(App and web page records)

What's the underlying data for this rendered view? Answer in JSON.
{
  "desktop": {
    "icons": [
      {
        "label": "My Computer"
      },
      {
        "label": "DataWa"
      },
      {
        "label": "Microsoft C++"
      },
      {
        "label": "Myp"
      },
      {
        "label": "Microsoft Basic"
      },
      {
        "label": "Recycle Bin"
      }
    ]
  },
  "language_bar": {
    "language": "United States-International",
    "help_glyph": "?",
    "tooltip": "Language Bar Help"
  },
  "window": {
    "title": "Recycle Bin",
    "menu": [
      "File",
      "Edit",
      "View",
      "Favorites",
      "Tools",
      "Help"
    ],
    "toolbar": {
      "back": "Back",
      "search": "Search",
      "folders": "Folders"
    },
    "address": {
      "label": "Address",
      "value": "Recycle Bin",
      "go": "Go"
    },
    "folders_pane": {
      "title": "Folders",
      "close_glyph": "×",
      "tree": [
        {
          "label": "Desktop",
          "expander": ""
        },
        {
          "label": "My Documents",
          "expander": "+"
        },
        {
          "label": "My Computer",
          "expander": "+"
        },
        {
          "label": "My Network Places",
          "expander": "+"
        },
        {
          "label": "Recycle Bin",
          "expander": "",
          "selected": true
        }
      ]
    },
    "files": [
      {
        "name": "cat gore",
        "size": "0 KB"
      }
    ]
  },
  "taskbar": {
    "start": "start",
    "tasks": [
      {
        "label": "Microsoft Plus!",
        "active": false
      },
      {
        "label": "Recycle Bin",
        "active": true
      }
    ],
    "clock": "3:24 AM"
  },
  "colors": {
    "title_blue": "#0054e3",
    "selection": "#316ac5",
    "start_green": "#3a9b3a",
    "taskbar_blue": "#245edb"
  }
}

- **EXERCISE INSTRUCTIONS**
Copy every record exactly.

- **ANSWER SPACE**
What's the underlying data for this rendered view? Answer in JSON.
{
  "desktop": {
    "icons": [
      {
        "label": "My Computer"
      },
      {
        "label": "DataWa"
      },
      {
        "label": "Microsoft C++"
      },
      {
        "label": "Myp"
      },
      {
        "label": "Microsoft Basic"
      },
      {
        "label": "Recycle Bin"
      }
    ]
  },
  "language_bar": {
    "language": "United States-International",
    "help_glyph": "?",
    "tooltip": "Language Bar Help"
  },
  "window": {
    "title": "Recycle Bin",
    "menu": [
      "File",
      "Edit",
      "View",
      "Favorites",
      "Tools",
      "Help"
    ],
    "toolbar": {
      "back": "Back",
      "search": "Search",
      "folders": "Folders"
    },
    "address": {
      "label": "Address",
      "value": "Recycle Bin",
      "go": "Go"
    },
    "folders_pane": {
      "title": "Folders",
      "close_glyph": "×",
      "tree": [
        {
          "label": "Desktop",
          "expander": ""
        },
        {
          "label": "My Documents",
          "expander": "+"
        },
        {
          "label": "My Computer",
          "expander": "+"
        },
        {
          "label": "My Network Places",
          "expander": "+"
        },
        {
          "label": "Recycle Bin",
          "expander": "",
          "selected": true
        }
      ]
    },
    "files": [
      {
        "name": "cat gore",
        "size": "0 KB"
      }
    ]
  },
  "taskbar": {
    "start": "start",
    "tasks": [
      {
        "label": "Microsoft Plus!",
        "active": false
      },
      {
        "label": "Recycle Bin",
        "active": true
      }
    ],
    "clock": "3:24 AM"
  },
  "colors": {
    "title_blue": "#0054e3",
    "selection": "#316ac5",
    "start_green": "#3a9b3a",
    "taskbar_blue": "#245edb"
  }
}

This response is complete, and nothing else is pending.